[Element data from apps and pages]

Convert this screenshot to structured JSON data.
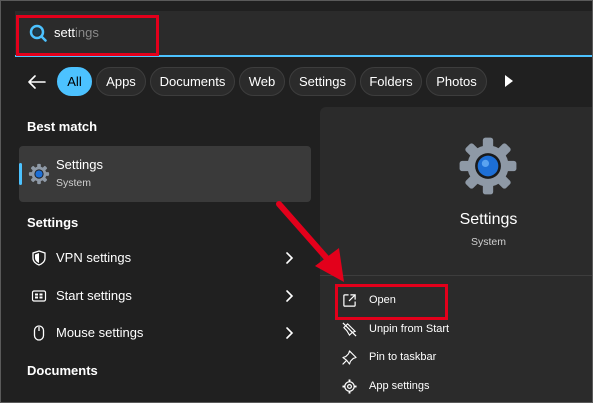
{
  "search": {
    "typed": "sett",
    "suggestion": "ings"
  },
  "filters": [
    "All",
    "Apps",
    "Documents",
    "Web",
    "Settings",
    "Folders",
    "Photos"
  ],
  "best_match": {
    "heading": "Best match",
    "title": "Settings",
    "subtitle": "System"
  },
  "settings_section": {
    "heading": "Settings",
    "items": [
      {
        "label": "VPN settings",
        "icon": "shield-icon"
      },
      {
        "label": "Start settings",
        "icon": "start-icon"
      },
      {
        "label": "Mouse settings",
        "icon": "mouse-icon"
      }
    ]
  },
  "documents_section": {
    "heading": "Documents"
  },
  "detail": {
    "title": "Settings",
    "subtitle": "System",
    "actions": [
      {
        "label": "Open",
        "icon": "open-external-icon"
      },
      {
        "label": "Unpin from Start",
        "icon": "unpin-icon"
      },
      {
        "label": "Pin to taskbar",
        "icon": "pin-icon"
      },
      {
        "label": "App settings",
        "icon": "gear-icon"
      }
    ]
  },
  "colors": {
    "accent": "#4cc2ff",
    "annotation": "#e3001b",
    "background": "#202020",
    "panel": "#2b2b2b"
  }
}
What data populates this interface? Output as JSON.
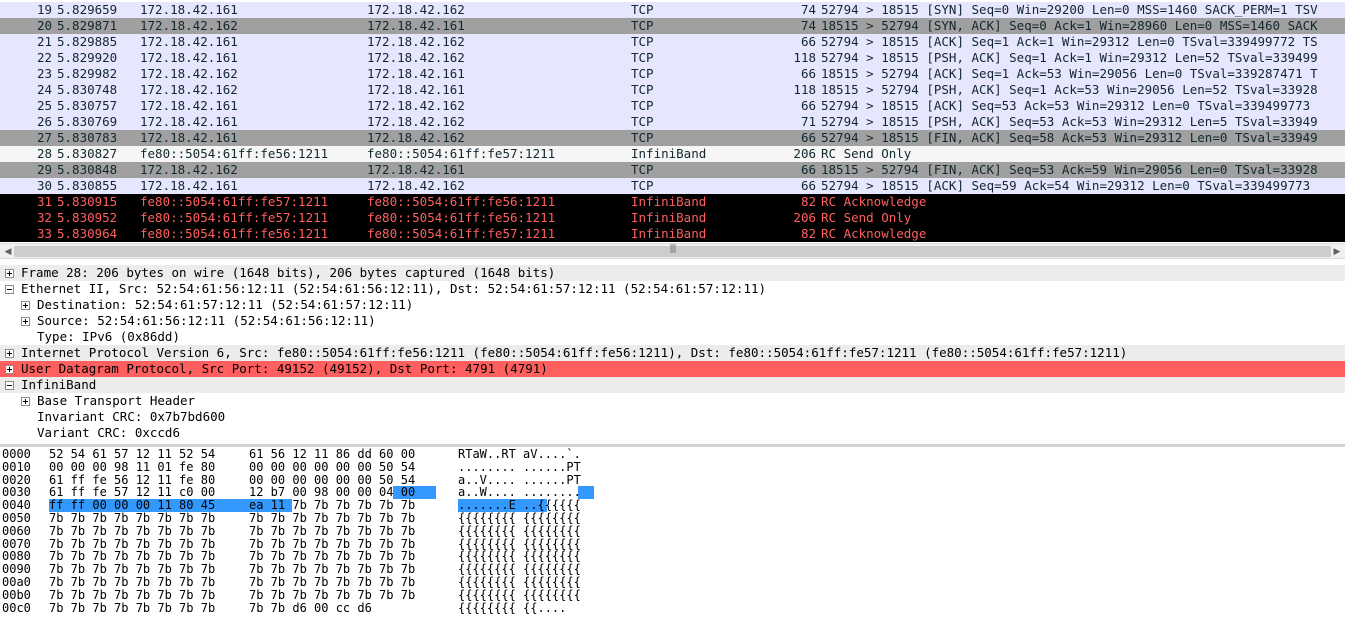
{
  "packets": [
    {
      "no": "19",
      "time": "5.829659",
      "source": "172.18.42.161",
      "destination": "172.18.42.162",
      "protocol": "TCP",
      "length": "74",
      "info": "52794 > 18515 [SYN] Seq=0 Win=29200 Len=0 MSS=1460 SACK_PERM=1 TSV",
      "style": "tcp"
    },
    {
      "no": "20",
      "time": "5.829871",
      "source": "172.18.42.162",
      "destination": "172.18.42.161",
      "protocol": "TCP",
      "length": "74",
      "info": "18515 > 52794 [SYN, ACK] Seq=0 Ack=1 Win=28960 Len=0 MSS=1460 SACK",
      "style": "flag"
    },
    {
      "no": "21",
      "time": "5.829885",
      "source": "172.18.42.161",
      "destination": "172.18.42.162",
      "protocol": "TCP",
      "length": "66",
      "info": "52794 > 18515 [ACK] Seq=1 Ack=1 Win=29312 Len=0 TSval=339499772 TS",
      "style": "tcp"
    },
    {
      "no": "22",
      "time": "5.829920",
      "source": "172.18.42.161",
      "destination": "172.18.42.162",
      "protocol": "TCP",
      "length": "118",
      "info": "52794 > 18515 [PSH, ACK] Seq=1 Ack=1 Win=29312 Len=52 TSval=339499",
      "style": "tcp"
    },
    {
      "no": "23",
      "time": "5.829982",
      "source": "172.18.42.162",
      "destination": "172.18.42.161",
      "protocol": "TCP",
      "length": "66",
      "info": "18515 > 52794 [ACK] Seq=1 Ack=53 Win=29056 Len=0 TSval=339287471 T",
      "style": "tcp"
    },
    {
      "no": "24",
      "time": "5.830748",
      "source": "172.18.42.162",
      "destination": "172.18.42.161",
      "protocol": "TCP",
      "length": "118",
      "info": "18515 > 52794 [PSH, ACK] Seq=1 Ack=53 Win=29056 Len=52 TSval=33928",
      "style": "tcp"
    },
    {
      "no": "25",
      "time": "5.830757",
      "source": "172.18.42.161",
      "destination": "172.18.42.162",
      "protocol": "TCP",
      "length": "66",
      "info": "52794 > 18515 [ACK] Seq=53 Ack=53 Win=29312 Len=0 TSval=339499773",
      "style": "tcp"
    },
    {
      "no": "26",
      "time": "5.830769",
      "source": "172.18.42.161",
      "destination": "172.18.42.162",
      "protocol": "TCP",
      "length": "71",
      "info": "52794 > 18515 [PSH, ACK] Seq=53 Ack=53 Win=29312 Len=5 TSval=33949",
      "style": "tcp"
    },
    {
      "no": "27",
      "time": "5.830783",
      "source": "172.18.42.161",
      "destination": "172.18.42.162",
      "protocol": "TCP",
      "length": "66",
      "info": "52794 > 18515 [FIN, ACK] Seq=58 Ack=53 Win=29312 Len=0 TSval=33949",
      "style": "flag"
    },
    {
      "no": "28",
      "time": "5.830827",
      "source": "fe80::5054:61ff:fe56:1211",
      "destination": "fe80::5054:61ff:fe57:1211",
      "protocol": "InfiniBand",
      "length": "206",
      "info": "RC Send Only",
      "style": "ib"
    },
    {
      "no": "29",
      "time": "5.830848",
      "source": "172.18.42.162",
      "destination": "172.18.42.161",
      "protocol": "TCP",
      "length": "66",
      "info": "18515 > 52794 [FIN, ACK] Seq=53 Ack=59 Win=29056 Len=0 TSval=33928",
      "style": "flag"
    },
    {
      "no": "30",
      "time": "5.830855",
      "source": "172.18.42.161",
      "destination": "172.18.42.162",
      "protocol": "TCP",
      "length": "66",
      "info": "52794 > 18515 [ACK] Seq=59 Ack=54 Win=29312 Len=0 TSval=339499773",
      "style": "tcp"
    },
    {
      "no": "31",
      "time": "5.830915",
      "source": "fe80::5054:61ff:fe57:1211",
      "destination": "fe80::5054:61ff:fe56:1211",
      "protocol": "InfiniBand",
      "length": "82",
      "info": "RC Acknowledge",
      "style": "err"
    },
    {
      "no": "32",
      "time": "5.830952",
      "source": "fe80::5054:61ff:fe57:1211",
      "destination": "fe80::5054:61ff:fe56:1211",
      "protocol": "InfiniBand",
      "length": "206",
      "info": "RC Send Only",
      "style": "err"
    },
    {
      "no": "33",
      "time": "5.830964",
      "source": "fe80::5054:61ff:fe56:1211",
      "destination": "fe80::5054:61ff:fe57:1211",
      "protocol": "InfiniBand",
      "length": "82",
      "info": "RC Acknowledge",
      "style": "err"
    }
  ],
  "scrollbar": {
    "left_icon": "scroll-left-arrow-icon",
    "right_icon": "scroll-right-arrow-icon",
    "grip": "|||"
  },
  "details": [
    {
      "text": "Frame 28: 206 bytes on wire (1648 bits), 206 bytes captured (1648 bits)",
      "indent": 0,
      "expander": "plus",
      "highlight": "grey"
    },
    {
      "text": "Ethernet II, Src: 52:54:61:56:12:11 (52:54:61:56:12:11), Dst: 52:54:61:57:12:11 (52:54:61:57:12:11)",
      "indent": 0,
      "expander": "minus",
      "highlight": "none"
    },
    {
      "text": "Destination: 52:54:61:57:12:11 (52:54:61:57:12:11)",
      "indent": 1,
      "expander": "plus",
      "highlight": "none"
    },
    {
      "text": "Source: 52:54:61:56:12:11 (52:54:61:56:12:11)",
      "indent": 1,
      "expander": "plus",
      "highlight": "none"
    },
    {
      "text": "Type: IPv6 (0x86dd)",
      "indent": 1,
      "expander": "none",
      "highlight": "none"
    },
    {
      "text": "Internet Protocol Version 6, Src: fe80::5054:61ff:fe56:1211 (fe80::5054:61ff:fe56:1211), Dst: fe80::5054:61ff:fe57:1211 (fe80::5054:61ff:fe57:1211)",
      "indent": 0,
      "expander": "plus",
      "highlight": "grey"
    },
    {
      "text": "User Datagram Protocol, Src Port: 49152 (49152), Dst Port: 4791 (4791)",
      "indent": 0,
      "expander": "plus",
      "highlight": "red"
    },
    {
      "text": "InfiniBand",
      "indent": 0,
      "expander": "minus",
      "highlight": "grey"
    },
    {
      "text": "Base Transport Header",
      "indent": 1,
      "expander": "plus",
      "highlight": "none"
    },
    {
      "text": "Invariant CRC: 0x7b7bd600",
      "indent": 1,
      "expander": "none",
      "highlight": "none"
    },
    {
      "text": "Variant CRC: 0xccd6",
      "indent": 1,
      "expander": "none",
      "highlight": "none"
    }
  ],
  "hex_dump": [
    {
      "offset": "0000",
      "a": "52 54 61 57 12 11 52 54",
      "b": "61 56 12 11 86 dd 60 00",
      "ascii": "RTaW..RT aV....`."
    },
    {
      "offset": "0010",
      "a": "00 00 00 98 11 01 fe 80",
      "b": "00 00 00 00 00 00 50 54",
      "ascii": "........ ......PT"
    },
    {
      "offset": "0020",
      "a": "61 ff fe 56 12 11 fe 80",
      "b": "00 00 00 00 00 00 50 54",
      "ascii": "a..V.... ......PT"
    },
    {
      "offset": "0030",
      "a": "61 ff fe 57 12 11 c0 00",
      "b": "12 b7 00 98 00 00 04 00",
      "ascii": "a..W.... ........"
    },
    {
      "offset": "0040",
      "a": "ff ff 00 00 00 11 80 45",
      "b": "ea 11 7b 7b 7b 7b 7b 7b",
      "ascii": ".......E ..{{{{{{"
    },
    {
      "offset": "0050",
      "a": "7b 7b 7b 7b 7b 7b 7b 7b",
      "b": "7b 7b 7b 7b 7b 7b 7b 7b",
      "ascii": "{{{{{{{{ {{{{{{{{"
    },
    {
      "offset": "0060",
      "a": "7b 7b 7b 7b 7b 7b 7b 7b",
      "b": "7b 7b 7b 7b 7b 7b 7b 7b",
      "ascii": "{{{{{{{{ {{{{{{{{"
    },
    {
      "offset": "0070",
      "a": "7b 7b 7b 7b 7b 7b 7b 7b",
      "b": "7b 7b 7b 7b 7b 7b 7b 7b",
      "ascii": "{{{{{{{{ {{{{{{{{"
    },
    {
      "offset": "0080",
      "a": "7b 7b 7b 7b 7b 7b 7b 7b",
      "b": "7b 7b 7b 7b 7b 7b 7b 7b",
      "ascii": "{{{{{{{{ {{{{{{{{"
    },
    {
      "offset": "0090",
      "a": "7b 7b 7b 7b 7b 7b 7b 7b",
      "b": "7b 7b 7b 7b 7b 7b 7b 7b",
      "ascii": "{{{{{{{{ {{{{{{{{"
    },
    {
      "offset": "00a0",
      "a": "7b 7b 7b 7b 7b 7b 7b 7b",
      "b": "7b 7b 7b 7b 7b 7b 7b 7b",
      "ascii": "{{{{{{{{ {{{{{{{{"
    },
    {
      "offset": "00b0",
      "a": "7b 7b 7b 7b 7b 7b 7b 7b",
      "b": "7b 7b 7b 7b 7b 7b 7b 7b",
      "ascii": "{{{{{{{{ {{{{{{{{"
    },
    {
      "offset": "00c0",
      "a": "7b 7b 7b 7b 7b 7b 7b 7b",
      "b": "7b 7b d6 00 cc d6",
      "ascii": "{{{{{{{{ {{...."
    }
  ],
  "colors": {
    "selection": "#3399ff",
    "error_text": "#ff5f5f",
    "error_bg": "#000000",
    "tcp_bg": "#e7e6ff",
    "flag_bg": "#a0a0a0",
    "udp_highlight": "#ff5f5f"
  }
}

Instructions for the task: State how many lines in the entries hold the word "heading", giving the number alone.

Problem solution: 3